Work to complete: Each line below with the word "seller" needs to be copied.

(Dataset rows describing interfaces)
--- START ---

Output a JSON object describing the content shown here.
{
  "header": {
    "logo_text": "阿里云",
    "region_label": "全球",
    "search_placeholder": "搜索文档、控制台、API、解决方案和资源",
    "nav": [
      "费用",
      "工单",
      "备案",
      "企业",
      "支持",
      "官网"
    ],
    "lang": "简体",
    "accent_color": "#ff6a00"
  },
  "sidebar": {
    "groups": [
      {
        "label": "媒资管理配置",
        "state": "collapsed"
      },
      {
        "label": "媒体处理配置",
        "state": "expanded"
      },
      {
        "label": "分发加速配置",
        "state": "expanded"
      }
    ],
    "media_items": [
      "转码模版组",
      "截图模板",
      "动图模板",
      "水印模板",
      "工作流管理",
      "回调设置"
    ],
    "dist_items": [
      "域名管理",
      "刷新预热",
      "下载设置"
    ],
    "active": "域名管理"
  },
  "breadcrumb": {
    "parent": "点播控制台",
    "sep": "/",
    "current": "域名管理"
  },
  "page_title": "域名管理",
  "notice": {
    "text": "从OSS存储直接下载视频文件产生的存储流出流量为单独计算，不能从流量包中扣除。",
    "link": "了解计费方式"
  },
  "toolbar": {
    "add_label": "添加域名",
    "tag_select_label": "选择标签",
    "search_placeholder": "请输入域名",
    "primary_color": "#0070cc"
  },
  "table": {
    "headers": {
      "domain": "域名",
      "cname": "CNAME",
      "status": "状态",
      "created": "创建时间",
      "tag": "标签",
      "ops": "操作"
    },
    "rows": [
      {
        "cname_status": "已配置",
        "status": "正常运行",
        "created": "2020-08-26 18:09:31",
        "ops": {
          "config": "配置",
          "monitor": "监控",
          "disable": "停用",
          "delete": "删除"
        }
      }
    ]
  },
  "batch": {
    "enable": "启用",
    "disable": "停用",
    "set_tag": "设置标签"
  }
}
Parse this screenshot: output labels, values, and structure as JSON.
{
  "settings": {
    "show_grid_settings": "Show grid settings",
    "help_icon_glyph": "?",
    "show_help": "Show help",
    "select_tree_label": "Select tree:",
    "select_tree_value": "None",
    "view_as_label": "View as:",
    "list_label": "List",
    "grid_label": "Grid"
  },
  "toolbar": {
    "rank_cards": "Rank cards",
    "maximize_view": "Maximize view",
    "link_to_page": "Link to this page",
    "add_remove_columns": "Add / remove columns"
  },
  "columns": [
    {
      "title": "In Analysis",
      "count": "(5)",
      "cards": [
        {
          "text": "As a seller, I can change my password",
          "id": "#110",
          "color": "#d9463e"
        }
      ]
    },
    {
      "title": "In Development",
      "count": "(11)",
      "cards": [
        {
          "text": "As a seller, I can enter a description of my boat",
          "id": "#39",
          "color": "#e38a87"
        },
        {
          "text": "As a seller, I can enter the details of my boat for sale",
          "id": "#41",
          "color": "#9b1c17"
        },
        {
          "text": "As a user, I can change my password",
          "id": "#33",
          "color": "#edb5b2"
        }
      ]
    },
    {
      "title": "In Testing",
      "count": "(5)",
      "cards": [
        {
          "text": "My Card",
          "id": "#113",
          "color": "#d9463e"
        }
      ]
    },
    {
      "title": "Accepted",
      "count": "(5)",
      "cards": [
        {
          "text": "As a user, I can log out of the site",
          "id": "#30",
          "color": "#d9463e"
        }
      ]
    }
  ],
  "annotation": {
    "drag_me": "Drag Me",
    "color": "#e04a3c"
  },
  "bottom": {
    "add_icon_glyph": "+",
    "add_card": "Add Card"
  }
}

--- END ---

Task result:
          "text": "As a seller, I can change my password",
          "text": "As a seller, I can enter a description of my boat",
          "text": "As a seller, I can enter the details of my boat for sale",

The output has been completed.